Problem:
Return every entry exactly as written.

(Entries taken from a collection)
____________
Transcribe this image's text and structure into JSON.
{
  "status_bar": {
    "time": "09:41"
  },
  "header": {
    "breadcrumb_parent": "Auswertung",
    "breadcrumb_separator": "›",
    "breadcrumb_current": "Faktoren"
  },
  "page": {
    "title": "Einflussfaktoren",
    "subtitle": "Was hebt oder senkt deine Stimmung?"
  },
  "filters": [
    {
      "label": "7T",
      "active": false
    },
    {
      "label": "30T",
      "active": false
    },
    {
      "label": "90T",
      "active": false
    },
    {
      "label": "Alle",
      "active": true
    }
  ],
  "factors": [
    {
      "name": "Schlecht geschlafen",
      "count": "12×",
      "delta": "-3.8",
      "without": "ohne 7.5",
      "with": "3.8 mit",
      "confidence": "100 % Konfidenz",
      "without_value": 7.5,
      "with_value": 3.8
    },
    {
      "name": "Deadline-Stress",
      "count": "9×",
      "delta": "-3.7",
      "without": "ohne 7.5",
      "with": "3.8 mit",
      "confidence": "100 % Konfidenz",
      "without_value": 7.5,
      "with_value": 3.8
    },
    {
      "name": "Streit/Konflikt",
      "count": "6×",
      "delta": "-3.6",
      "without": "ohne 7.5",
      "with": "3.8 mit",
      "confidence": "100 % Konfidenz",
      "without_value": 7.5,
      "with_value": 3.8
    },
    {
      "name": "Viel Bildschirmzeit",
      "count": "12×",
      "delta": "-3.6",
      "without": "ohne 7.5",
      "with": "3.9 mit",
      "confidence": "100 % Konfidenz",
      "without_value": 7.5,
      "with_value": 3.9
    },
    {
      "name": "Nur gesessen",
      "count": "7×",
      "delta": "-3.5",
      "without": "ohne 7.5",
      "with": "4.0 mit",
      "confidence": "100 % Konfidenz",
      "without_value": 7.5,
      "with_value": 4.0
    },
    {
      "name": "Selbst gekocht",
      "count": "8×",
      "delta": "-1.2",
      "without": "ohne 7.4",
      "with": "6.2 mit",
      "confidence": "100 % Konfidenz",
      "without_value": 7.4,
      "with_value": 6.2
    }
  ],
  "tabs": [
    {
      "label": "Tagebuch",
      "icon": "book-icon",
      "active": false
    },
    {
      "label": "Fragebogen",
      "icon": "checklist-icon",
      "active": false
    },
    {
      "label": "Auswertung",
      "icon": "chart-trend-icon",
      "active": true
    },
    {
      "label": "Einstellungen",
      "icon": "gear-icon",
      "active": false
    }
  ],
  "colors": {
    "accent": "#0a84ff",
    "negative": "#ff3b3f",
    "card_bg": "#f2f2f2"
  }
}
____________
Exercise result:
Transcribe this image's text and structure into JSON.
{
  "status_bar": {
    "time": "09:41"
  },
  "header": {
    "breadcrumb_parent": "Auswertung",
    "breadcrumb_separator": "›",
    "breadcrumb_current": "Faktoren"
  },
  "page": {
    "title": "Einflussfaktoren",
    "subtitle": "Was hebt oder senkt deine Stimmung?"
  },
  "filters": [
    {
      "label": "7T",
      "active": false
    },
    {
      "label": "30T",
      "active": false
    },
    {
      "label": "90T",
      "active": false
    },
    {
      "label": "Alle",
      "active": true
    }
  ],
  "factors": [
    {
      "name": "Schlecht geschlafen",
      "count": "12×",
      "delta": "-3.8",
      "without": "ohne 7.5",
      "with": "3.8 mit",
      "confidence": "100 % Konfidenz",
      "without_value": 7.5,
      "with_value": 3.8
    },
    {
      "name": "Deadline-Stress",
      "count": "9×",
      "delta": "-3.7",
      "without": "ohne 7.5",
      "with": "3.8 mit",
      "confidence": "100 % Konfidenz",
      "without_value": 7.5,
      "with_value": 3.8
    },
    {
      "name": "Streit/Konflikt",
      "count": "6×",
      "delta": "-3.6",
      "without": "ohne 7.5",
      "with": "3.8 mit",
      "confidence": "100 % Konfidenz",
      "without_value": 7.5,
      "with_value": 3.8
    },
    {
      "name": "Viel Bildschirmzeit",
      "count": "12×",
      "delta": "-3.6",
      "without": "ohne 7.5",
      "with": "3.9 mit",
      "confidence": "100 % Konfidenz",
      "without_value": 7.5,
      "with_value": 3.9
    },
    {
      "name": "Nur gesessen",
      "count": "7×",
      "delta": "-3.5",
      "without": "ohne 7.5",
      "with": "4.0 mit",
      "confidence": "100 % Konfidenz",
      "without_value": 7.5,
      "with_value": 4.0
    },
    {
      "name": "Selbst gekocht",
      "count": "8×",
      "delta": "-1.2",
      "without": "ohne 7.4",
      "with": "6.2 mit",
      "confidence": "100 % Konfidenz",
      "without_value": 7.4,
      "with_value": 6.2
    }
  ],
  "tabs": [
    {
      "label": "Tagebuch",
      "icon": "book-icon",
      "active": false
    },
    {
      "label": "Fragebogen",
      "icon": "checklist-icon",
      "active": false
    },
    {
      "label": "Auswertung",
      "icon": "chart-trend-icon",
      "active": true
    },
    {
      "label": "Einstellungen",
      "icon": "gear-icon",
      "active": false
    }
  ],
  "colors": {
    "accent": "#0a84ff",
    "negative": "#ff3b3f",
    "card_bg": "#f2f2f2"
  }
}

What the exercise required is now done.